Over the last few years, Florida’s Stand Your Ground law has been the source of much controversy and discussion. You’ve probably seen the news coverage of instances that involved a shooting or an instance that pertained to the concept of self-defense. If you live in Florida, it’s in your interests to know what this law could mean for you.
This law pertains to how and when a person can fight back against perceived threats. Essentially, the law permits the use of force against another if that person is threatening harm. There is often a lot of discussion about whether a person had reasonable justification to use deadly force against another. These cases are remarkably complex because it often seems like one person’s word against another person’s word.
What does it mean?
Essentially, the Stand Your Ground law means that homicide is justifiable in very specific circumstances. The legislation permits the use of deadly force in cases where the person believes he or she will suffer imminent harm without protection. As you can imagine, cases involving this legislation are complex, and both sides will have sharp opinions about whether the use of deadly force was necessary under the circumstances.
This law only applies in situations where there is clear reason to believe that deadly force was necessary. It does not apply to situations where a police officer is fulfilling his or her duties. It is also not applicable in cases where the other party was provoked or attempted to remove himself or herself from the situation.
Should you try to flee?
In many states, a person must first prove he or she made a reasonable attempt to leave the situation before applying deadly force in a threatening situation. However, that does not apply in Florida’s Stand Your Ground law. If there is a genuine threat of harm, a person does not have to try and flee before fighting back.
Your rights and defense

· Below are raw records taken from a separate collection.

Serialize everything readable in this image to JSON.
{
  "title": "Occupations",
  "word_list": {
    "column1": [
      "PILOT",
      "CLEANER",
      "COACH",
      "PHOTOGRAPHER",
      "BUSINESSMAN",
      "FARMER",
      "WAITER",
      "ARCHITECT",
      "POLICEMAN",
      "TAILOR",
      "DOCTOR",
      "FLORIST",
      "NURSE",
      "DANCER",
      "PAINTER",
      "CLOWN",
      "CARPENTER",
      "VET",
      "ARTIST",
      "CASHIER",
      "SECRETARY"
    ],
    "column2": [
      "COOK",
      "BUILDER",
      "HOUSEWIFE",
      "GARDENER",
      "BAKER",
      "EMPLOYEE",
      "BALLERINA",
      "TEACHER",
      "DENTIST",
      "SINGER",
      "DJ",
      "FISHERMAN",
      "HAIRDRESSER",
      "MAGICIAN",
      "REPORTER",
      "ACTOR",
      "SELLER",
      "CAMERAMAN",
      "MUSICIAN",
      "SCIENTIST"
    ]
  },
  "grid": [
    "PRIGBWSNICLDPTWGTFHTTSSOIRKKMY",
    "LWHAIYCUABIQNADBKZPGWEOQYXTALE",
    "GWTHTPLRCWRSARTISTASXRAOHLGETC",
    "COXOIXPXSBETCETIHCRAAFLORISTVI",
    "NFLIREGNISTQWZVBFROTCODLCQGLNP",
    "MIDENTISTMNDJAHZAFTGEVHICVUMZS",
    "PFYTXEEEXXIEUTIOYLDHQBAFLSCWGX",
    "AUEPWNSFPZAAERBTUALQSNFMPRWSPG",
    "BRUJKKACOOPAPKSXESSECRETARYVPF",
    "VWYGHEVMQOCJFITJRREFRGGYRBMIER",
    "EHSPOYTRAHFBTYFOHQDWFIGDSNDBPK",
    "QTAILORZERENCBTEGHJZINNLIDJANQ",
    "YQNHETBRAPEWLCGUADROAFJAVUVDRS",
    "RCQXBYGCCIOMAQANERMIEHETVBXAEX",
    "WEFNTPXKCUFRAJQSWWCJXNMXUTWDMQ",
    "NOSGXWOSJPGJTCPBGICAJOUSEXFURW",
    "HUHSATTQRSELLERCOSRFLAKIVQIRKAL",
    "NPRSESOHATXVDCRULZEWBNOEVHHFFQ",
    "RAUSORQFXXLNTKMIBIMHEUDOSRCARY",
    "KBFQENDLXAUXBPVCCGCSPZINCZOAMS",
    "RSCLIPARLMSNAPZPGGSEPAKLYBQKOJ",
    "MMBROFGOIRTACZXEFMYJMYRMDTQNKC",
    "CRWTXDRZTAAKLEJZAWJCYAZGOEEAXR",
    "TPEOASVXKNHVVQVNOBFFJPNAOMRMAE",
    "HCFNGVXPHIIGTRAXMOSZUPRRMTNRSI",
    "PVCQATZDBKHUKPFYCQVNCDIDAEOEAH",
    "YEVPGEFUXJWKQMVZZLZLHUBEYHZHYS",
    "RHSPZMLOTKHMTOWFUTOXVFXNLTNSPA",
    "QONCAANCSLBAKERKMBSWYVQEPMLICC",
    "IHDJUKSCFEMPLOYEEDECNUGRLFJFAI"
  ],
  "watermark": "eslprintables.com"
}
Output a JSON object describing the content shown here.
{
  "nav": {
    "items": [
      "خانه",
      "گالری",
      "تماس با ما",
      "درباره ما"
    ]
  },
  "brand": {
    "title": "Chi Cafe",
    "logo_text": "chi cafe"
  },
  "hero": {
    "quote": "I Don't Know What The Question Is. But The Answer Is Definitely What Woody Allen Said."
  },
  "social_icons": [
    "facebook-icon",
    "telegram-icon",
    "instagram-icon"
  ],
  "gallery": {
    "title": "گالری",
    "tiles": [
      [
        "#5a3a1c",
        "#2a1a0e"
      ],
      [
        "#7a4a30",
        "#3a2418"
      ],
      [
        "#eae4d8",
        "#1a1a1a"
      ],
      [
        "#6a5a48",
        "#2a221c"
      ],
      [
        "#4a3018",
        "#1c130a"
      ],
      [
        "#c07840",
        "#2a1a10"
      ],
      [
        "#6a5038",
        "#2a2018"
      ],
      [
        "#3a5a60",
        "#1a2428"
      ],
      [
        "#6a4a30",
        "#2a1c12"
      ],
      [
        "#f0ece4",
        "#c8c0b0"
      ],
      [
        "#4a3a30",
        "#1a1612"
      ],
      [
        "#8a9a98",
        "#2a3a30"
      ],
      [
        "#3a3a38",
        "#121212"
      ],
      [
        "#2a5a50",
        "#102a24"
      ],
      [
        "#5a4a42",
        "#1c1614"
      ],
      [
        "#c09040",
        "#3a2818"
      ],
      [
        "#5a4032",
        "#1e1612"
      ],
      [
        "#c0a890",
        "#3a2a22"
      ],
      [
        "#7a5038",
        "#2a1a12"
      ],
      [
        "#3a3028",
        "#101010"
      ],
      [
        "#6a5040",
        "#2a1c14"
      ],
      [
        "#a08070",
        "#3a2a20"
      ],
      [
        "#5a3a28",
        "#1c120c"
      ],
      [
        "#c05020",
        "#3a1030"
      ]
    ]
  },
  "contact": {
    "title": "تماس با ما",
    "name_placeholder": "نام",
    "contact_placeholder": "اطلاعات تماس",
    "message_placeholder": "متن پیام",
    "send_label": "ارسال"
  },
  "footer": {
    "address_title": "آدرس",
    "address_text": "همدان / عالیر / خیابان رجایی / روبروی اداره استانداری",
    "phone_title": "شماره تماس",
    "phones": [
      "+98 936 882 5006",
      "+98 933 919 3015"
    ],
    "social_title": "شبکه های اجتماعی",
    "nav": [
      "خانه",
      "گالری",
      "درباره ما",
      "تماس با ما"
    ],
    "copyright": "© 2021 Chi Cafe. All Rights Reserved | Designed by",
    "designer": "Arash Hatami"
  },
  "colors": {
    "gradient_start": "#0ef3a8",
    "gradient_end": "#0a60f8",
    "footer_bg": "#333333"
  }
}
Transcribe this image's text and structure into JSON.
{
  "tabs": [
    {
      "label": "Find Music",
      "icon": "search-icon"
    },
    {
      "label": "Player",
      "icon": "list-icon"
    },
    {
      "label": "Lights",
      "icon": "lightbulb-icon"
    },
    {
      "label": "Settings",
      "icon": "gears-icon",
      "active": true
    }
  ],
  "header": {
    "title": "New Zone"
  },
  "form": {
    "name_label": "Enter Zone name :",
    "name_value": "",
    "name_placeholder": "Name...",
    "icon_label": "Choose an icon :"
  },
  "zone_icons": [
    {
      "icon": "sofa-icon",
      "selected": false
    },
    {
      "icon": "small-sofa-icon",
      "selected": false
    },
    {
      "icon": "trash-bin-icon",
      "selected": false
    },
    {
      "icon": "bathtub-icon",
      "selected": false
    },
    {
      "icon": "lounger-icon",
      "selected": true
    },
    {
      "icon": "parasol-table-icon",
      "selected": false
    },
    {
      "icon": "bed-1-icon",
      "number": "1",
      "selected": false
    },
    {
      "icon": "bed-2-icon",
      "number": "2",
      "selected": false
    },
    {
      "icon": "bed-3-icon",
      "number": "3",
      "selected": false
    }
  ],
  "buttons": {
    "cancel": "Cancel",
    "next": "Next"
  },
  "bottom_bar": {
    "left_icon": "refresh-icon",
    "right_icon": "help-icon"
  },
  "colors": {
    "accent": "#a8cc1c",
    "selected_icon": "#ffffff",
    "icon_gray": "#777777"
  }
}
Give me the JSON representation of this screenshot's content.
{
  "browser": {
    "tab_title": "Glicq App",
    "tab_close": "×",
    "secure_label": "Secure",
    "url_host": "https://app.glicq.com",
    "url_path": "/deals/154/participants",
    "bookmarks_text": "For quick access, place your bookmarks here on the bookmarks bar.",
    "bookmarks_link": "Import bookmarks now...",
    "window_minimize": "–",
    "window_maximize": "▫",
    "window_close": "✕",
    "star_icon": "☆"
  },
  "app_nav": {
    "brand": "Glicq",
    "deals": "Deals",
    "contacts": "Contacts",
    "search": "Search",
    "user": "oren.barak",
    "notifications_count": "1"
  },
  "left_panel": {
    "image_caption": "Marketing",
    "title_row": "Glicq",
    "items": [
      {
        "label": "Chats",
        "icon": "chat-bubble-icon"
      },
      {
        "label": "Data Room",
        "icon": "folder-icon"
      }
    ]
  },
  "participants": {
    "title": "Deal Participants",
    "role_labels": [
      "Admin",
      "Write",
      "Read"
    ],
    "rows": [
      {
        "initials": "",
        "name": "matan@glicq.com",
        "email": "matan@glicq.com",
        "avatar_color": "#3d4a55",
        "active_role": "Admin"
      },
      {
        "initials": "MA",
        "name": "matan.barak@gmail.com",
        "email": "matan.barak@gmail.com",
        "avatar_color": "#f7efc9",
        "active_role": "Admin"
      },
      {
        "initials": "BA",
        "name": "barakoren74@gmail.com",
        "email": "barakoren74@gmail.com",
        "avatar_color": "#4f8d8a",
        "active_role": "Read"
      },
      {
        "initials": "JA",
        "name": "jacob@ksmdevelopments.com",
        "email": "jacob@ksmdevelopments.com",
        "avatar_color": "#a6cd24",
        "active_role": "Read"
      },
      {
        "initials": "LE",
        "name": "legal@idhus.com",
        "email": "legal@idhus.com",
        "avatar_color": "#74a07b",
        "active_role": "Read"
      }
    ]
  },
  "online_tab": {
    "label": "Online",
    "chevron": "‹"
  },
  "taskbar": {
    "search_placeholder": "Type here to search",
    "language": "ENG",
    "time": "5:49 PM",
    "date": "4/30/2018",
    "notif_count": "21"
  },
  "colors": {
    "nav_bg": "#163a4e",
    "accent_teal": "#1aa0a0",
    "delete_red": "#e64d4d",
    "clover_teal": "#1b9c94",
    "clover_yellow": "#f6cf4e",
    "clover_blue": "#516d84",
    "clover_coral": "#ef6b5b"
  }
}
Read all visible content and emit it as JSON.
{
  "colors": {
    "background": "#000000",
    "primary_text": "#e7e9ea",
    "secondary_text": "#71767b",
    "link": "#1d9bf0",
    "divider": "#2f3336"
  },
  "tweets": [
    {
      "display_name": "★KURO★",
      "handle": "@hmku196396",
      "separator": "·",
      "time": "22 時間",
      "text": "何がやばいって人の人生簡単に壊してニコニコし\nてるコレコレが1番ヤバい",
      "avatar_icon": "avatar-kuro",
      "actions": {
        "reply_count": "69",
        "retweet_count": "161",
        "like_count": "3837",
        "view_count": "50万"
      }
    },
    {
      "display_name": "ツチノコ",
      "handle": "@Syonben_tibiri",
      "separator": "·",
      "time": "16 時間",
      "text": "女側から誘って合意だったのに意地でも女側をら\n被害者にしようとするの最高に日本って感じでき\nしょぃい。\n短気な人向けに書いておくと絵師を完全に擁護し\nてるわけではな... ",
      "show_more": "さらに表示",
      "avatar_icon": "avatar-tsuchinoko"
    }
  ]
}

If you find yourself in a situation where you felt compelled to apply deadly force for your own protection, you would be wise to seek the counsel of an experienced defense attorney. These are complex cases, and there is a lot at stake for you. Even if you believe your actions were justified, there is significant benefit in working with a legal ally who can protect your rights and interests in case there are questions or concerns regarding what happened.